• _Exercise directions_
Nothing more is wanted than an exact repeat of the data below.

• _Data for analysis_
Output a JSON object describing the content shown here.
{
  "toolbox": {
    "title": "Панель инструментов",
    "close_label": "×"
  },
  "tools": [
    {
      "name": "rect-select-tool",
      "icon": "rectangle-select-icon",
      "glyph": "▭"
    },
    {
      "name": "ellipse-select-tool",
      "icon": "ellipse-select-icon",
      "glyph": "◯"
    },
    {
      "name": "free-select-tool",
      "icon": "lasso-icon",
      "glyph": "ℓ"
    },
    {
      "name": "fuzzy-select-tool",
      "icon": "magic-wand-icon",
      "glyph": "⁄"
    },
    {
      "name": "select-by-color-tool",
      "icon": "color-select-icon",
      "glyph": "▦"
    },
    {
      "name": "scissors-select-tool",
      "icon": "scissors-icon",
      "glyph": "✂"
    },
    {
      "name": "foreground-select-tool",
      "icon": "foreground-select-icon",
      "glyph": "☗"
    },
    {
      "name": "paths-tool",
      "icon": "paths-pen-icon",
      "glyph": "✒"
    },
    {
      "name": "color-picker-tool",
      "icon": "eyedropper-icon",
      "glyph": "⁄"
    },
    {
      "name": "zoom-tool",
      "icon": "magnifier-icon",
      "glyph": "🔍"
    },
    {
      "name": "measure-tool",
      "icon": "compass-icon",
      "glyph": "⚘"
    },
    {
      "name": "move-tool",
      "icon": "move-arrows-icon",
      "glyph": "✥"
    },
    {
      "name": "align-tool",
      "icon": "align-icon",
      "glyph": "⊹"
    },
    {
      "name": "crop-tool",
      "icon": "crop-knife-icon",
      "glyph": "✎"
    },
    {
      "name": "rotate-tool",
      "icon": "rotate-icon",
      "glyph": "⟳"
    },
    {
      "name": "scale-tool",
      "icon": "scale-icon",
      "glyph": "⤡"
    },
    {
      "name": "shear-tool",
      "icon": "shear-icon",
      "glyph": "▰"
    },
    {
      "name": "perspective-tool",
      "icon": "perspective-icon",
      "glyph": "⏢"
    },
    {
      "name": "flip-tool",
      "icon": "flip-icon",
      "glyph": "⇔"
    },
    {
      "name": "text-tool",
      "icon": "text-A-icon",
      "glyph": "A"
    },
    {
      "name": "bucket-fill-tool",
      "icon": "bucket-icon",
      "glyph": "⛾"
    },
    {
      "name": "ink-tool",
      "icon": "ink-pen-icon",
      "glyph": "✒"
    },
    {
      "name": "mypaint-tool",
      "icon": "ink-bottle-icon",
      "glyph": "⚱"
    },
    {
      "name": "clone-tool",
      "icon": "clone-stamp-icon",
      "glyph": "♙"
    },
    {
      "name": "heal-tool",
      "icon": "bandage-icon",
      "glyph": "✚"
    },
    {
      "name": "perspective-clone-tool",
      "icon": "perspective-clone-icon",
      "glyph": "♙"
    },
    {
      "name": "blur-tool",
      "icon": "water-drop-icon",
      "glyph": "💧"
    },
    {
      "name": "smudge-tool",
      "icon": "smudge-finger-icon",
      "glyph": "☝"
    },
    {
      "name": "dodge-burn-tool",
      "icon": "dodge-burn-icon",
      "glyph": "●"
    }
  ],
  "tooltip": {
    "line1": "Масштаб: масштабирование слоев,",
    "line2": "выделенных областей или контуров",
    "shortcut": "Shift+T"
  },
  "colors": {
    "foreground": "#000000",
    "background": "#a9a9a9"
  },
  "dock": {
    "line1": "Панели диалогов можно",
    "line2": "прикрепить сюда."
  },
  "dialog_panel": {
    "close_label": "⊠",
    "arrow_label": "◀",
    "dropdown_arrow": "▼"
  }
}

• _Result_
Output a JSON object describing the content shown here.
{
  "toolbox": {
    "title": "Панель инструментов",
    "close_label": "×"
  },
  "tools": [
    {
      "name": "rect-select-tool",
      "icon": "rectangle-select-icon",
      "glyph": "▭"
    },
    {
      "name": "ellipse-select-tool",
      "icon": "ellipse-select-icon",
      "glyph": "◯"
    },
    {
      "name": "free-select-tool",
      "icon": "lasso-icon",
      "glyph": "ℓ"
    },
    {
      "name": "fuzzy-select-tool",
      "icon": "magic-wand-icon",
      "glyph": "⁄"
    },
    {
      "name": "select-by-color-tool",
      "icon": "color-select-icon",
      "glyph": "▦"
    },
    {
      "name": "scissors-select-tool",
      "icon": "scissors-icon",
      "glyph": "✂"
    },
    {
      "name": "foreground-select-tool",
      "icon": "foreground-select-icon",
      "glyph": "☗"
    },
    {
      "name": "paths-tool",
      "icon": "paths-pen-icon",
      "glyph": "✒"
    },
    {
      "name": "color-picker-tool",
      "icon": "eyedropper-icon",
      "glyph": "⁄"
    },
    {
      "name": "zoom-tool",
      "icon": "magnifier-icon",
      "glyph": "🔍"
    },
    {
      "name": "measure-tool",
      "icon": "compass-icon",
      "glyph": "⚘"
    },
    {
      "name": "move-tool",
      "icon": "move-arrows-icon",
      "glyph": "✥"
    },
    {
      "name": "align-tool",
      "icon": "align-icon",
      "glyph": "⊹"
    },
    {
      "name": "crop-tool",
      "icon": "crop-knife-icon",
      "glyph": "✎"
    },
    {
      "name": "rotate-tool",
      "icon": "rotate-icon",
      "glyph": "⟳"
    },
    {
      "name": "scale-tool",
      "icon": "scale-icon",
      "glyph": "⤡"
    },
    {
      "name": "shear-tool",
      "icon": "shear-icon",
      "glyph": "▰"
    },
    {
      "name": "perspective-tool",
      "icon": "perspective-icon",
      "glyph": "⏢"
    },
    {
      "name": "flip-tool",
      "icon": "flip-icon",
      "glyph": "⇔"
    },
    {
      "name": "text-tool",
      "icon": "text-A-icon",
      "glyph": "A"
    },
    {
      "name": "bucket-fill-tool",
      "icon": "bucket-icon",
      "glyph": "⛾"
    },
    {
      "name": "ink-tool",
      "icon": "ink-pen-icon",
      "glyph": "✒"
    },
    {
      "name": "mypaint-tool",
      "icon": "ink-bottle-icon",
      "glyph": "⚱"
    },
    {
      "name": "clone-tool",
      "icon": "clone-stamp-icon",
      "glyph": "♙"
    },
    {
      "name": "heal-tool",
      "icon": "bandage-icon",
      "glyph": "✚"
    },
    {
      "name": "perspective-clone-tool",
      "icon": "perspective-clone-icon",
      "glyph": "♙"
    },
    {
      "name": "blur-tool",
      "icon": "water-drop-icon",
      "glyph": "💧"
    },
    {
      "name": "smudge-tool",
      "icon": "smudge-finger-icon",
      "glyph": "☝"
    },
    {
      "name": "dodge-burn-tool",
      "icon": "dodge-burn-icon",
      "glyph": "●"
    }
  ],
  "tooltip": {
    "line1": "Масштаб: масштабирование слоев,",
    "line2": "выделенных областей или контуров",
    "shortcut": "Shift+T"
  },
  "colors": {
    "foreground": "#000000",
    "background": "#a9a9a9"
  },
  "dock": {
    "line1": "Панели диалогов можно",
    "line2": "прикрепить сюда."
  },
  "dialog_panel": {
    "close_label": "⊠",
    "arrow_label": "◀",
    "dropdown_arrow": "▼"
  }
}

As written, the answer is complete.